“Under Pressure” is a preseason series we’ll be running on PHT. For each team in the NHL, we’ll pick one player, coach, GM, mascot or whatever that everyone will be watching closely this season. Feel free to play the song as you read along. Also feel free to go to the comment section and tell us we picked poorly.
For the Anaheim Ducks we pick… coach Bruce Boudreau.
Let’s get one thing straight here before we get rolling: Bruce Boudreau has been a great coach for the Anaheim Ducks.
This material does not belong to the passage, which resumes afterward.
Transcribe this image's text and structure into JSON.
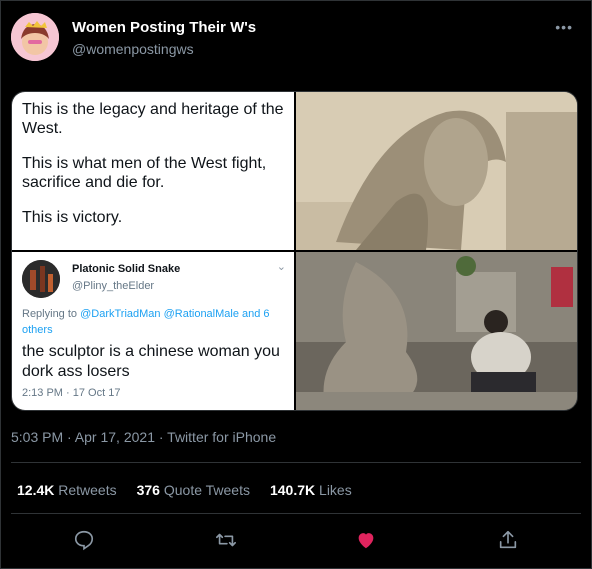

Ever since he replaced Randy Carlyle behind the bench in Orange County, all he’s done is get things turned in the right direction. In his two-and-a-half seasons, the team has only steadily gotten better under his watch. During the lockout-shortened 2013 season, the Ducks won the Pacific Division and were one of the top teams in the Western Conference. Last season they were the best team in the West in the regular season.
As we know, the playoffs are what pays off and that’s where things have gone bad for the Ducks.
Two seasons ago they were bounced out by the seventh seeded Detroit Red Wings in seven games. This past season, they survived the first round against the eighth seeded Dallas Stars in six games only to lose in the second round to their hated rivals – the Los Angeles Kings – in seven.
If the story line about having dominant regular seasons only to come up short in the playoffs sounds familiar for a Boudreau-coached team, just imagine how he feels after his time with the Washington Capitals.
On the upside, it seems like Boudreau hasn’t taken the loss to the Kings as poorly as he did the Caps’ failure against the Montreal Canadiens in 2010, but with great success over the 82-game schedule comes expectations that playoff success will follow. After seeing L.A. win the Cup twice in three seasons, the pressure is even higher for the Ducks to win it again for the first time since 2007.
The Ducks have the talent to compete for the Cup. With Ryan Getzlaf playing like an MVP, Corey Perry scoring goals in bunches, a young defensive corps that will get better each year, and goaltending coming out their ears, everything is lined up to win.
The problem Boudreau has is he’s in a brutal Western Conference where success doesn’t come easily. He has a very good team to work with, but figuring out how to beat the likes of L.A., Chicago, St. Louis, and San Jose is what he’s got to do if he’s going to ever win that elusive Stanley Cup.